INSTRUCTIONS FOR THE TASK: Using the entries that follow, establish how many lines contain the word "common" and give only that figure.

(App and web page records)
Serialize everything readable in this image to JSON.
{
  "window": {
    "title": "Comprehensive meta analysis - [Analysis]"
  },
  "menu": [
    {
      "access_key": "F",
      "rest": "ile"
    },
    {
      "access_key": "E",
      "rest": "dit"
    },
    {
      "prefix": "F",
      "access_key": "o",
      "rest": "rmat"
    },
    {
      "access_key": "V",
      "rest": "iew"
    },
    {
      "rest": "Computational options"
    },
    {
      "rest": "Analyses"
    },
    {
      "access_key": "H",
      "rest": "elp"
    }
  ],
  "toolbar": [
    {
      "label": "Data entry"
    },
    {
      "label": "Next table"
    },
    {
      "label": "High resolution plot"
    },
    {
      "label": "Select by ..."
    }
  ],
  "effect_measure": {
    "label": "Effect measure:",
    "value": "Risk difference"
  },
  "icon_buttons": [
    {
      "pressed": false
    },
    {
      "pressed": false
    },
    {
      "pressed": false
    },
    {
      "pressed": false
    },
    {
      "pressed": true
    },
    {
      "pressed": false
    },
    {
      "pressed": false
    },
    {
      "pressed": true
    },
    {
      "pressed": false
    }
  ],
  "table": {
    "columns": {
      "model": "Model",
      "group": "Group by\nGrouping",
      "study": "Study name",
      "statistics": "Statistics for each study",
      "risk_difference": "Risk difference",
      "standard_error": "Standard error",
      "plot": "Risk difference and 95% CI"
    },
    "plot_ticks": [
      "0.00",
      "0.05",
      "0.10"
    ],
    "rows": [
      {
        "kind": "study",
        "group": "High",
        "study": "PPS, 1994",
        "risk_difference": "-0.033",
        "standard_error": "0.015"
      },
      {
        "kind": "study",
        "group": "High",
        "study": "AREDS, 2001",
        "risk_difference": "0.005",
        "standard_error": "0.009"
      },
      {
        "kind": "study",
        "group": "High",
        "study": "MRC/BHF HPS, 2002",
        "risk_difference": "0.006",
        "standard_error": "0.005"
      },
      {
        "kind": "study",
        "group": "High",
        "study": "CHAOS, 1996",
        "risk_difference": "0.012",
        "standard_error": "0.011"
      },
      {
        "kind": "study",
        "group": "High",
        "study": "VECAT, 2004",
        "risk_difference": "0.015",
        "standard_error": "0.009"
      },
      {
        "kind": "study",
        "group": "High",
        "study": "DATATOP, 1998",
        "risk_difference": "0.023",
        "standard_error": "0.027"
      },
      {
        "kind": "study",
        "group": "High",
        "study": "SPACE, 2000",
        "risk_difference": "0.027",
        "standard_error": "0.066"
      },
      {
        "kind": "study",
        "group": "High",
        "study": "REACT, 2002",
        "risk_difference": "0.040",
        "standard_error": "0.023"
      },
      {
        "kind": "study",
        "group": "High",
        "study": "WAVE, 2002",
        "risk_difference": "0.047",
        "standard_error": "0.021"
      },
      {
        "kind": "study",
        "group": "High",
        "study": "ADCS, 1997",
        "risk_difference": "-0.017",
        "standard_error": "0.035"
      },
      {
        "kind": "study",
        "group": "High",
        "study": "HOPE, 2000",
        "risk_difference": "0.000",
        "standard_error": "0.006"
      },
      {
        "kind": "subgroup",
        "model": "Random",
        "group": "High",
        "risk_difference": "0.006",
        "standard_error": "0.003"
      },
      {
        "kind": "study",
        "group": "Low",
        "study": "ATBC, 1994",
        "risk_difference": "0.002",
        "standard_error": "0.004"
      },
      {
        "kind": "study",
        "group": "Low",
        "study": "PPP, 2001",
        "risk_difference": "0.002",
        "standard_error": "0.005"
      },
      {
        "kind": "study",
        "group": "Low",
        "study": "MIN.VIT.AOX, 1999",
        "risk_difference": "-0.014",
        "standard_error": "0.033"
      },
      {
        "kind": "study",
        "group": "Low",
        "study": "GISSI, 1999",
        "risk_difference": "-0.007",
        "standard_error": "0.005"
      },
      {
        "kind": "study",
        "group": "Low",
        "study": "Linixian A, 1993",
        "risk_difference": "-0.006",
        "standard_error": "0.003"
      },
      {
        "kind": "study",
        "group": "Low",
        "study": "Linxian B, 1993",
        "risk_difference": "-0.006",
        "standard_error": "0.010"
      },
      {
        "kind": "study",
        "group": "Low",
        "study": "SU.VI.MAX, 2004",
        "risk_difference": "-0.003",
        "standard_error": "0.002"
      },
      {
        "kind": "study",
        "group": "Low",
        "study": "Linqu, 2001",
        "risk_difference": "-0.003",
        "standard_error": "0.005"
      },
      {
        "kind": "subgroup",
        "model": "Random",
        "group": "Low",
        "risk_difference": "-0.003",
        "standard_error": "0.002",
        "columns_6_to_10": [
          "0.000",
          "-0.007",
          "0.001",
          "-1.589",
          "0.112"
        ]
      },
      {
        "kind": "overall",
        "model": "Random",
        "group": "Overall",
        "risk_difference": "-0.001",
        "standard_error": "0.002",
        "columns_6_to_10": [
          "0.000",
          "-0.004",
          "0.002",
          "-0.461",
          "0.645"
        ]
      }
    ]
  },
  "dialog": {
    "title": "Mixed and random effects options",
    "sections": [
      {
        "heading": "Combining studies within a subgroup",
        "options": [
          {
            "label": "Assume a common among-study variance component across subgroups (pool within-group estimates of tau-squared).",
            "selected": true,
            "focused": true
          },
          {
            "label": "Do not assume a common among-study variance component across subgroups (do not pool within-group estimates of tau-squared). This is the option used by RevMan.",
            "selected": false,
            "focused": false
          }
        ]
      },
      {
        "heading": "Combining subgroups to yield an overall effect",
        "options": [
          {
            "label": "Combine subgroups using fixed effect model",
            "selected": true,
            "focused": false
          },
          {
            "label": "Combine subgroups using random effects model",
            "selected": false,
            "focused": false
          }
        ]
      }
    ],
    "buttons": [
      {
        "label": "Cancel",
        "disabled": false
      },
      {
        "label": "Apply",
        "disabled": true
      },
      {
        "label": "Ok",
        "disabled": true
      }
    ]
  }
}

SOLUTION TO THE EXERCISE: 2